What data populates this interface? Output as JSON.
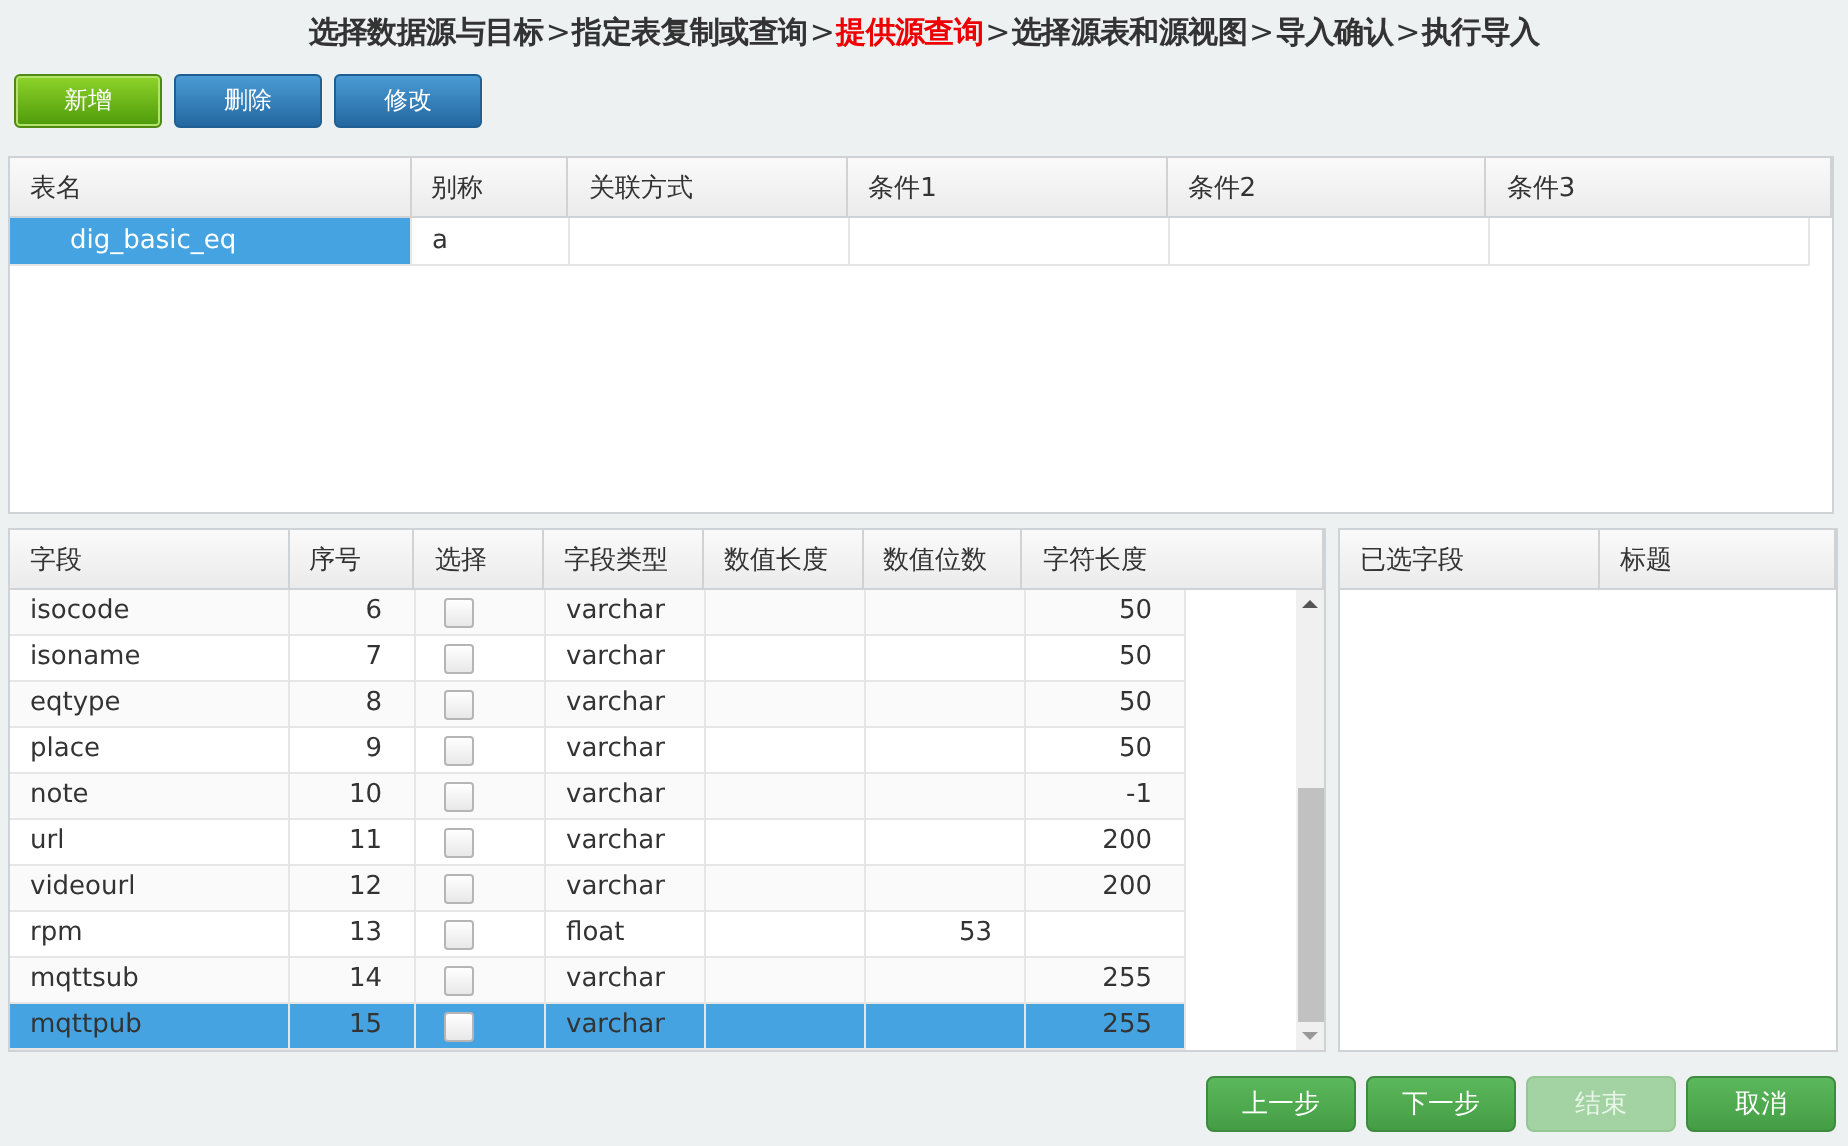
{
  "wizard_steps": [
    {
      "kind": "step",
      "label": "选择数据源与目标",
      "current": false
    },
    {
      "kind": "separator",
      "label": ">",
      "current": false
    },
    {
      "kind": "step",
      "label": "指定表复制或查询",
      "current": false
    },
    {
      "kind": "separator",
      "label": ">",
      "current": false
    },
    {
      "kind": "step",
      "label": "提供源查询",
      "current": true
    },
    {
      "kind": "separator",
      "label": ">",
      "current": false
    },
    {
      "kind": "step",
      "label": "选择源表和源视图",
      "current": false
    },
    {
      "kind": "separator",
      "label": ">",
      "current": false
    },
    {
      "kind": "step",
      "label": "导入确认",
      "current": false
    },
    {
      "kind": "separator",
      "label": ">",
      "current": false
    },
    {
      "kind": "step",
      "label": "执行导入",
      "current": false
    }
  ],
  "toolbar": [
    {
      "label": "新增",
      "kind": "primary"
    },
    {
      "label": "删除",
      "kind": "normal"
    },
    {
      "label": "修改",
      "kind": "normal"
    }
  ],
  "tables_grid": {
    "columns": [
      "表名",
      "别称",
      "关联方式",
      "条件1",
      "条件2",
      "条件3"
    ],
    "rows": [
      {
        "cells": [
          "dig_basic_eq",
          "a",
          "",
          "",
          "",
          ""
        ],
        "selected": true
      }
    ]
  },
  "fields_grid": {
    "columns": [
      "字段",
      "序号",
      "选择",
      "字段类型",
      "数值长度",
      "数值位数",
      "字符长度"
    ],
    "rows": [
      {
        "name": "isocode",
        "index": "6",
        "checked": false,
        "type": "varchar",
        "num_length": "",
        "num_digits": "",
        "char_length": "50",
        "selected": false
      },
      {
        "name": "isoname",
        "index": "7",
        "checked": false,
        "type": "varchar",
        "num_length": "",
        "num_digits": "",
        "char_length": "50",
        "selected": false
      },
      {
        "name": "eqtype",
        "index": "8",
        "checked": false,
        "type": "varchar",
        "num_length": "",
        "num_digits": "",
        "char_length": "50",
        "selected": false
      },
      {
        "name": "place",
        "index": "9",
        "checked": false,
        "type": "varchar",
        "num_length": "",
        "num_digits": "",
        "char_length": "50",
        "selected": false
      },
      {
        "name": "note",
        "index": "10",
        "checked": false,
        "type": "varchar",
        "num_length": "",
        "num_digits": "",
        "char_length": "-1",
        "selected": false
      },
      {
        "name": "url",
        "index": "11",
        "checked": false,
        "type": "varchar",
        "num_length": "",
        "num_digits": "",
        "char_length": "200",
        "selected": false
      },
      {
        "name": "videourl",
        "index": "12",
        "checked": false,
        "type": "varchar",
        "num_length": "",
        "num_digits": "",
        "char_length": "200",
        "selected": false
      },
      {
        "name": "rpm",
        "index": "13",
        "checked": false,
        "type": "float",
        "num_length": "",
        "num_digits": "53",
        "char_length": "",
        "selected": false
      },
      {
        "name": "mqttsub",
        "index": "14",
        "checked": false,
        "type": "varchar",
        "num_length": "",
        "num_digits": "",
        "char_length": "255",
        "selected": false
      },
      {
        "name": "mqttpub",
        "index": "15",
        "checked": false,
        "type": "varchar",
        "num_length": "",
        "num_digits": "",
        "char_length": "255",
        "selected": true
      }
    ]
  },
  "selected_grid": {
    "columns": [
      "已选字段",
      "标题"
    ]
  },
  "footer_buttons": [
    {
      "label": "上一步",
      "disabled": false
    },
    {
      "label": "下一步",
      "disabled": false
    },
    {
      "label": "结束",
      "disabled": true
    },
    {
      "label": "取消",
      "disabled": false
    }
  ]
}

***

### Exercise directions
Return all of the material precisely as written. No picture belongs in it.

### The completed task
What data populates this interface? Output as JSON.
{
  "wizard_steps": [
    {
      "kind": "step",
      "label": "选择数据源与目标",
      "current": false
    },
    {
      "kind": "separator",
      "label": ">",
      "current": false
    },
    {
      "kind": "step",
      "label": "指定表复制或查询",
      "current": false
    },
    {
      "kind": "separator",
      "label": ">",
      "current": false
    },
    {
      "kind": "step",
      "label": "提供源查询",
      "current": true
    },
    {
      "kind": "separator",
      "label": ">",
      "current": false
    },
    {
      "kind": "step",
      "label": "选择源表和源视图",
      "current": false
    },
    {
      "kind": "separator",
      "label": ">",
      "current": false
    },
    {
      "kind": "step",
      "label": "导入确认",
      "current": false
    },
    {
      "kind": "separator",
      "label": ">",
      "current": false
    },
    {
      "kind": "step",
      "label": "执行导入",
      "current": false
    }
  ],
  "toolbar": [
    {
      "label": "新增",
      "kind": "primary"
    },
    {
      "label": "删除",
      "kind": "normal"
    },
    {
      "label": "修改",
      "kind": "normal"
    }
  ],
  "tables_grid": {
    "columns": [
      "表名",
      "别称",
      "关联方式",
      "条件1",
      "条件2",
      "条件3"
    ],
    "rows": [
      {
        "cells": [
          "dig_basic_eq",
          "a",
          "",
          "",
          "",
          ""
        ],
        "selected": true
      }
    ]
  },
  "fields_grid": {
    "columns": [
      "字段",
      "序号",
      "选择",
      "字段类型",
      "数值长度",
      "数值位数",
      "字符长度"
    ],
    "rows": [
      {
        "name": "isocode",
        "index": "6",
        "checked": false,
        "type": "varchar",
        "num_length": "",
        "num_digits": "",
        "char_length": "50",
        "selected": false
      },
      {
        "name": "isoname",
        "index": "7",
        "checked": false,
        "type": "varchar",
        "num_length": "",
        "num_digits": "",
        "char_length": "50",
        "selected": false
      },
      {
        "name": "eqtype",
        "index": "8",
        "checked": false,
        "type": "varchar",
        "num_length": "",
        "num_digits": "",
        "char_length": "50",
        "selected": false
      },
      {
        "name": "place",
        "index": "9",
        "checked": false,
        "type": "varchar",
        "num_length": "",
        "num_digits": "",
        "char_length": "50",
        "selected": false
      },
      {
        "name": "note",
        "index": "10",
        "checked": false,
        "type": "varchar",
        "num_length": "",
        "num_digits": "",
        "char_length": "-1",
        "selected": false
      },
      {
        "name": "url",
        "index": "11",
        "checked": false,
        "type": "varchar",
        "num_length": "",
        "num_digits": "",
        "char_length": "200",
        "selected": false
      },
      {
        "name": "videourl",
        "index": "12",
        "checked": false,
        "type": "varchar",
        "num_length": "",
        "num_digits": "",
        "char_length": "200",
        "selected": false
      },
      {
        "name": "rpm",
        "index": "13",
        "checked": false,
        "type": "float",
        "num_length": "",
        "num_digits": "53",
        "char_length": "",
        "selected": false
      },
      {
        "name": "mqttsub",
        "index": "14",
        "checked": false,
        "type": "varchar",
        "num_length": "",
        "num_digits": "",
        "char_length": "255",
        "selected": false
      },
      {
        "name": "mqttpub",
        "index": "15",
        "checked": false,
        "type": "varchar",
        "num_length": "",
        "num_digits": "",
        "char_length": "255",
        "selected": true
      }
    ]
  },
  "selected_grid": {
    "columns": [
      "已选字段",
      "标题"
    ]
  },
  "footer_buttons": [
    {
      "label": "上一步",
      "disabled": false
    },
    {
      "label": "下一步",
      "disabled": false
    },
    {
      "label": "结束",
      "disabled": true
    },
    {
      "label": "取消",
      "disabled": false
    }
  ]
}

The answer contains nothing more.